‘Sleepy Hollow’ Season 2 Finale Recap: “Tempus Fugit”

If this is the end of Sleepy Hollow, then it will have gone out on a high note. In fact, it’s probably best that it does go out like this, because an episode like the second season finale — one that has time travel, deep historical revisionism, and lasting consequences — isn’t something the show can do on a weekly basis.

Yes, “Tempus Fugit” is too good an episode for the second season of Sleepy Hollow. It has “Awakening” and its cliffhanger ending to thank: sending Abbie back to the Revolutionary War and forcing her into a kind of Terminator “I’m from the future” scenario turned the show on its head while still allowing it to operate in its own fish-out-of-water world. The same, but new — radically so.

The plot particulars of the episode are, as with most episodes of the show, somewhat inane but a little beside the point. The first half-hour finds Abbie, who was imprisoned in the last episode, fighting to convince Ichabod that she is, indeed, from the future. This involves getting him to take her to the home of Benjamin Franklin, which is kind of cool but also not so cool because the horseman follows Abbie and decapitates him. It was an unexpected jaw-dropping moment, if only because, at this point, the show was still tricking us into thinking there would be serious world-altering effects from this time traveling.

Anyway, Ichabod freaks out when Franklin is killed, believing Abbie was responsible for his death. He takes her back to the prison. But, in the end, it’s a pointless runaround because Abbie remembers a selfie she and Ichabod had taken. It’s on her phone, which is in the custody of the army.

Tom Mison’s physical comedy has, in the life of the show, been a constant joy to watch, even if it’s only used sparingly. The scene in which his Ichabod battles with the little black box that is Abbie’s iPhone isn’t hysterically funny, but it’s fun to watch, a kind of extended version of Zoolander‘s “The files are in the computer?” bit. It’s made even better by the fact that, as this is happening, Abbie is choking out a colonial dude who has come to punish her for being a spy. She caps off her beat down by whispering in his ear, “That’s true American strength.”

From here, they go to Frederick’s Manor, where Grace Dixon — Abbie’s ancestor, who had appeared in several episodes prior to this one — uses her own witchery to reverse the time travel spell that had been used by Katrina. It’s here, at the house, that the evil Katrina plot comes to a real head. She, the Headless Horseman (Abraham), and Ichabod fight, inconsequentially, while Grace and Abbie do some chanting in the house.
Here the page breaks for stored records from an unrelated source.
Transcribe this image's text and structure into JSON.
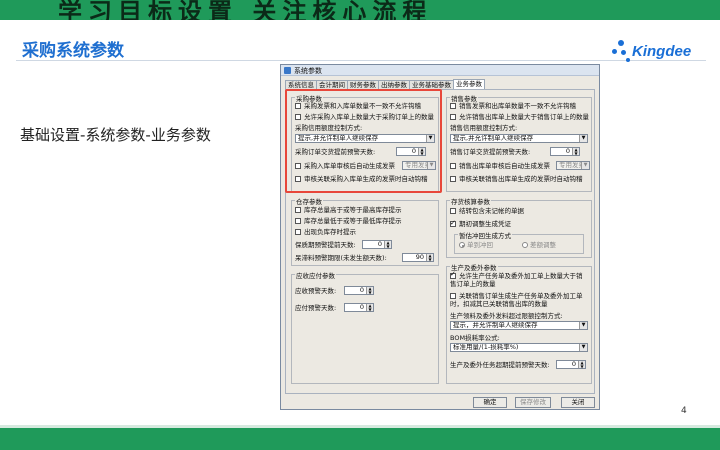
{
  "slide": {
    "top_band_title": "学习目标设置 关注核心流程",
    "title": "采购系统参数",
    "body": "基础设置-系统参数-业务参数",
    "page_number": "4",
    "logo_text": "Kingdee",
    "colors": {
      "band": "#1f9a5a",
      "title": "#1f6fd0",
      "highlight": "#e8473a",
      "logo": "#1a6fd6"
    }
  },
  "dialog": {
    "title": "系统参数",
    "tabs": [
      "系统信息",
      "会计期间",
      "财务参数",
      "出纳参数",
      "业务基础参数",
      "业务参数"
    ],
    "active_tab": "业务参数",
    "purchase": {
      "label": "采购参数",
      "opt1": "采购发票和入库单数量不一致不允许钩稽",
      "opt2": "允许采购入库单上数量大于采购订单上的数量",
      "credit_label": "采购信用额度控制方式:",
      "credit_value": "提示,并允许制单人继续保存",
      "warn_label": "采购订单交货提前预警天数:",
      "warn_value": "0",
      "invoice_opt": "采购入库单审核后自动生成发票",
      "invoice_type": "专用发票",
      "link_opt": "审核关联采购入库单生成的发票时自动钩稽"
    },
    "sales": {
      "label": "销售参数",
      "opt1": "销售发票和出库单数量不一致不允许钩稽",
      "opt2": "允许销售出库单上数量大于销售订单上的数量",
      "credit_label": "销售信用额度控制方式:",
      "credit_value": "提示,并允许制单人继续保存",
      "warn_label": "销售订单交货提前预警天数:",
      "warn_value": "0",
      "invoice_opt": "销售出库单审核后自动生成发票",
      "invoice_type": "专用发票",
      "link_opt": "审核关联销售出库单生成的发票时自动钩稽"
    },
    "inventory": {
      "label": "仓存参数",
      "opt1": "库存总量高于或等于最高库存提示",
      "opt2": "库存总量低于或等于最低库存提示",
      "opt3": "出现负库存时提示",
      "shelf_label": "保质期预警提前天数:",
      "shelf_value": "0",
      "stagnant_label": "呆滞料预警期限(未发生额天数):",
      "stagnant_value": "90"
    },
    "ar_ap": {
      "label": "应收应付参数",
      "ar_label": "应收预警天数:",
      "ar_value": "0",
      "ap_label": "应付预警天数:",
      "ap_value": "0"
    },
    "costing": {
      "label": "存货核算参数",
      "opt1": "结转包含未记帐的单据",
      "opt2": "期初调整生成凭证",
      "sub_label": "暂估冲回生成方式",
      "radio1": "单到冲回",
      "radio2": "差额调整"
    },
    "production": {
      "label": "生产及委外参数",
      "opt1": "允许生产任务单及委外加工单上数量大于销售订单上的数量",
      "opt2": "关联销售订单生成生产任务单及委外加工单时，扣减其已关联销售出库的数量",
      "ctrl_label": "生产领料及委外发料超过限额控制方式:",
      "ctrl_value": "提示，并允许制单人继续保存",
      "bom_label": "BOM损耗率公式:",
      "bom_value": "标准用量/(1-损耗率%)",
      "warn_label": "生产及委外任务超期提前预警天数:",
      "warn_value": "0"
    },
    "buttons": {
      "ok": "确定",
      "save": "保存修改",
      "close": "关闭"
    }
  }
}
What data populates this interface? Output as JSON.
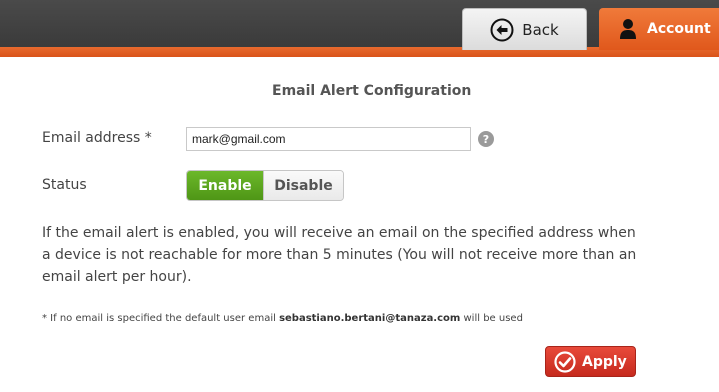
{
  "header": {
    "back_label": "Back",
    "account_label": "Account",
    "accent_color": "#e0581c"
  },
  "page": {
    "title": "Email Alert Configuration"
  },
  "form": {
    "email_label": "Email address *",
    "email_value": "mark@gmail.com",
    "help_glyph": "?",
    "status_label": "Status",
    "enable_label": "Enable",
    "disable_label": "Disable",
    "status_selected": "Enable"
  },
  "description": "If the email alert is enabled, you will receive an email on the specified address when a device is not reachable for more than 5 minutes (You will not receive more than an email alert per hour).",
  "footnote": {
    "prefix": "* If no email is specified the default user email ",
    "email": "sebastiano.bertani@tanaza.com",
    "suffix": " will be used"
  },
  "actions": {
    "apply_label": "Apply",
    "apply_color": "#d0352a"
  },
  "icons": {
    "back": "arrow-left-circle-icon",
    "account": "user-silhouette-icon",
    "help": "question-circle-icon",
    "apply": "check-circle-icon"
  }
}
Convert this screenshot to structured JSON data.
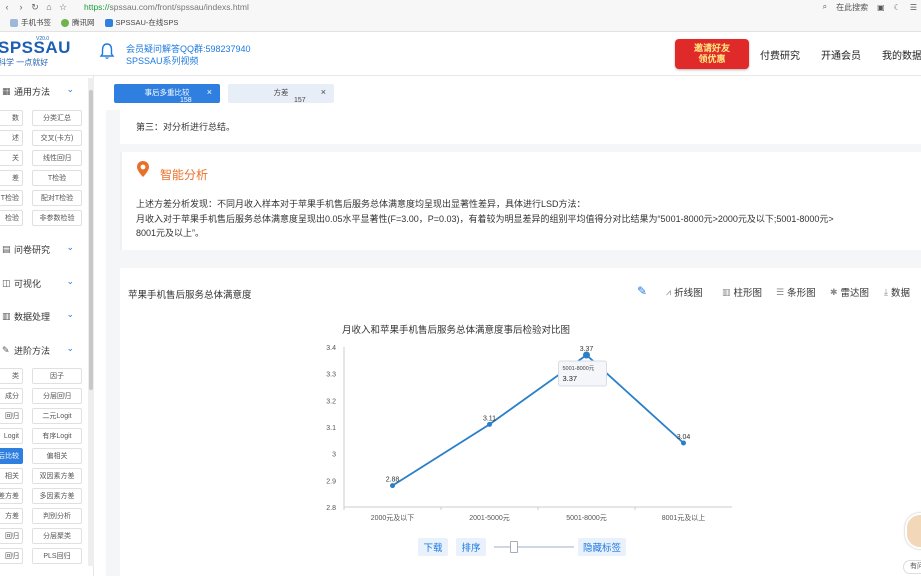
{
  "browser": {
    "url_proto": "https://",
    "url_rest": "spssau.com/front/spssau/indexs.html",
    "search_label": "在此搜索",
    "bookmarks": [
      "手机书签",
      "腾讯网",
      "SPSSAU-在线SPS"
    ]
  },
  "header": {
    "logo": "SPSSAU",
    "logo_sub": "科学  一点就好",
    "logo_version": "V20.0",
    "qq_group": "会员疑问解答QQ群:598237940",
    "video_link": "SPSSAU系列视频",
    "invite_line1": "邀请好友",
    "invite_line2": "领优惠",
    "nav": [
      "付费研究",
      "开通会员",
      "我的数据"
    ]
  },
  "sidebar": {
    "sections": [
      {
        "label": "通用方法",
        "icon": "grid-icon"
      },
      {
        "label": "问卷研究",
        "icon": "form-icon"
      },
      {
        "label": "可视化",
        "icon": "chart-icon"
      },
      {
        "label": "数据处理",
        "icon": "data-icon"
      },
      {
        "label": "进阶方法",
        "icon": "tool-icon"
      }
    ],
    "general_methods": [
      [
        "数",
        "分类汇总"
      ],
      [
        "述",
        "交叉(卡方)"
      ],
      [
        "关",
        "线性回归"
      ],
      [
        "差",
        "T检验"
      ],
      [
        "T检验",
        "配对T检验"
      ],
      [
        "检验",
        "非参数检验"
      ]
    ],
    "advanced_methods": [
      [
        "类",
        "因子"
      ],
      [
        "成分",
        "分层回归"
      ],
      [
        "回归",
        "二元Logit"
      ],
      [
        "Logit",
        "有序Logit"
      ],
      [
        "事后比较",
        "偏相关"
      ],
      [
        "相关",
        "双因素方差"
      ],
      [
        "差方差",
        "多因素方差"
      ],
      [
        "方差",
        "判别分析"
      ],
      [
        "回归",
        "分层聚类"
      ],
      [
        "回归",
        "PLS回归"
      ]
    ]
  },
  "tabs": [
    {
      "label": "事后多重比较",
      "count": "158",
      "close": "×",
      "active": true
    },
    {
      "label": "方差",
      "count": "157",
      "close": "×",
      "active": false
    }
  ],
  "content": {
    "step3": "第三：对分析进行总结。",
    "smart_title": "智能分析",
    "para1": "上述方差分析发现：不同月收入样本对于苹果手机售后服务总体满意度均呈现出显著性差异，具体进行LSD方法：",
    "para2": "月收入对于苹果手机售后服务总体满意度呈现出0.05水平显著性(F=3.00，P=0.03)，有着较为明显差异的组别平均值得分对比结果为“5001-8000元>2000元及以下;5001-8000元>",
    "para3": "8001元及以上”。",
    "chart_section_title": "苹果手机售后服务总体满意度",
    "tools": [
      "折线图",
      "柱形图",
      "条形图",
      "雷达图",
      "数据"
    ],
    "footer": {
      "download": "下载",
      "sort": "排序",
      "hide_labels": "隐藏标签"
    },
    "avatar_tag": "有问"
  },
  "colors": {
    "primary": "#2e7fe0",
    "line": "#2a7fc9",
    "accent_orange": "#e9702a",
    "invite_red": "#e02a2a"
  },
  "chart_data": {
    "type": "line",
    "title": "月收入和苹果手机售后服务总体满意度事后检验对比图",
    "categories": [
      "2000元及以下",
      "2001-5000元",
      "5001-8000元",
      "8001元及以上"
    ],
    "values": [
      2.88,
      3.11,
      3.37,
      3.04
    ],
    "ylim": [
      2.8,
      3.4
    ],
    "yticks": [
      2.8,
      2.9,
      3,
      3.1,
      3.2,
      3.3,
      3.4
    ],
    "grid": false,
    "tooltip": {
      "category": "5001-8000元",
      "value": "3.37"
    }
  }
}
The spell clicks just as Ichabod is about to be beheaded, and Abbie, Ichabod, and Katrina are sent back to the future, where Ichabod eventually stabs his wife in the stomach, killing her, and bringing an end to a storyline that should have concluded weeks (or months) ago.

At the very end, when Katrina is dead and gone, we see Jenny and Irving. Remember, Irving is no longer possessed. He convinces them all of this, and they leave. That’s the end.

And it could very well be the end of the entire series. It wouldn’t be a complete travesty if Sleepy Hollow didn’t return for a third season. It would be a real shame for the great Nicole Beharie to be out of a job, but this second season has been an absolute letdown, even if you remove it from the context of the first. With very few exceptions, Sleepy Hollow rested on the procedural conceit, its week-to-week resulting in too few lasting changes in the too-many long-term plots. The few episodes that deviated from that formula were strong, but those were saved for key weeks — finale, pre-finale, and, now, finale.

Maybe it’s a sign that the writers don’t know how to develop these characters on a weekly basis, able only to make these big, sweeping changes rather than incremental ones. Or maybe it’s just that the weird, supernatural character piece of the first season was a happy mistake, and this cop show routine was what was intended all along. You can’t know for sure, but if this show is renewed for a third season, there needs to be some major retooling. It can’t be Abbie, Ichabod, Jenny, and Irving just killing a different mythical beast each week. Well, it can, but it won’t be good, and it certainly won’t be the best this show could do.